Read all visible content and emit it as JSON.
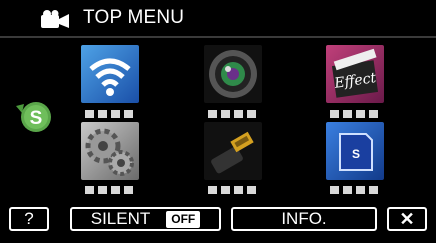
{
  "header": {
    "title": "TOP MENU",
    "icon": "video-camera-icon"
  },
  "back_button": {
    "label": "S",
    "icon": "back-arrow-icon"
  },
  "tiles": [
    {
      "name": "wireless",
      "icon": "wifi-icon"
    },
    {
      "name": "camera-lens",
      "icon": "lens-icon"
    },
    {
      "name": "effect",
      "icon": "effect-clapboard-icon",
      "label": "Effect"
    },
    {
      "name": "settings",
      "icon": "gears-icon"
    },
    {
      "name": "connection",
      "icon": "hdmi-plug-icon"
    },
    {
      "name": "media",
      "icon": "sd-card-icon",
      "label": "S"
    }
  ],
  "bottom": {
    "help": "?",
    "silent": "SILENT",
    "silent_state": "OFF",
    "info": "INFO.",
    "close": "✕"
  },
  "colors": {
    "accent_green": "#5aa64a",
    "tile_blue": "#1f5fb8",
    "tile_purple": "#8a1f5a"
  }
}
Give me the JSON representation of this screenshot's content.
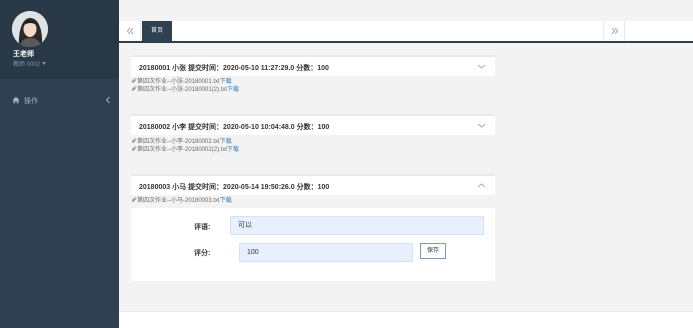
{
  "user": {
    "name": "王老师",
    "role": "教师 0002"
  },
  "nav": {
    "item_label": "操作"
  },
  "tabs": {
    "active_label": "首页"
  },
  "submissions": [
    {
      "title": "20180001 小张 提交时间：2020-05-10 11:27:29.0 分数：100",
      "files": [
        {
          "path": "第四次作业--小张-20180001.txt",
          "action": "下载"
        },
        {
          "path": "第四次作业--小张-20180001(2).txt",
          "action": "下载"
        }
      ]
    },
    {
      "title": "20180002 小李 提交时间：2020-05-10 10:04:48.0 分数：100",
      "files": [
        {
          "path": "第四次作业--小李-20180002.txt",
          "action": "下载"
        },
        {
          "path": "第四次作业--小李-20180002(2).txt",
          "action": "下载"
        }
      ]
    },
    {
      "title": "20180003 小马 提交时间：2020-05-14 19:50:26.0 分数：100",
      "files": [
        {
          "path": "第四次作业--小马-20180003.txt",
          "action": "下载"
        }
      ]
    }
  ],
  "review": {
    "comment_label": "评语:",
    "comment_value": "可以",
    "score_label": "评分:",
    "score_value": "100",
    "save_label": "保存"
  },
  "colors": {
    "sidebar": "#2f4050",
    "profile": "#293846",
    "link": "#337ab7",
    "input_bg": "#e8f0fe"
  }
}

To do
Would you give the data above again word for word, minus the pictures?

Written reply
Read all visible content and emit it as JSON.
{
  "header": {
    "title": "TOP MENU",
    "icon": "video-camera-icon"
  },
  "back_button": {
    "label": "S",
    "icon": "back-arrow-icon"
  },
  "tiles": [
    {
      "name": "wireless",
      "icon": "wifi-icon"
    },
    {
      "name": "camera-lens",
      "icon": "lens-icon"
    },
    {
      "name": "effect",
      "icon": "effect-clapboard-icon",
      "label": "Effect"
    },
    {
      "name": "settings",
      "icon": "gears-icon"
    },
    {
      "name": "connection",
      "icon": "hdmi-plug-icon"
    },
    {
      "name": "media",
      "icon": "sd-card-icon",
      "label": "S"
    }
  ],
  "bottom": {
    "help": "?",
    "silent": "SILENT",
    "silent_state": "OFF",
    "info": "INFO.",
    "close": "✕"
  },
  "colors": {
    "accent_green": "#5aa64a",
    "tile_blue": "#1f5fb8",
    "tile_purple": "#8a1f5a"
  }
}
Give me the JSON representation of this screenshot's content.
{
  "user": {
    "name": "王老师",
    "role": "教师 0002"
  },
  "nav": {
    "item_label": "操作"
  },
  "tabs": {
    "active_label": "首页"
  },
  "submissions": [
    {
      "title": "20180001 小张 提交时间：2020-05-10 11:27:29.0 分数：100",
      "files": [
        {
          "path": "第四次作业--小张-20180001.txt",
          "action": "下载"
        },
        {
          "path": "第四次作业--小张-20180001(2).txt",
          "action": "下载"
        }
      ]
    },
    {
      "title": "20180002 小李 提交时间：2020-05-10 10:04:48.0 分数：100",
      "files": [
        {
          "path": "第四次作业--小李-20180002.txt",
          "action": "下载"
        },
        {
          "path": "第四次作业--小李-20180002(2).txt",
          "action": "下载"
        }
      ]
    },
    {
      "title": "20180003 小马 提交时间：2020-05-14 19:50:26.0 分数：100",
      "files": [
        {
          "path": "第四次作业--小马-20180003.txt",
          "action": "下载"
        }
      ]
    }
  ],
  "review": {
    "comment_label": "评语:",
    "comment_value": "可以",
    "score_label": "评分:",
    "score_value": "100",
    "save_label": "保存"
  },
  "colors": {
    "sidebar": "#2f4050",
    "profile": "#293846",
    "link": "#337ab7",
    "input_bg": "#e8f0fe"
  }
}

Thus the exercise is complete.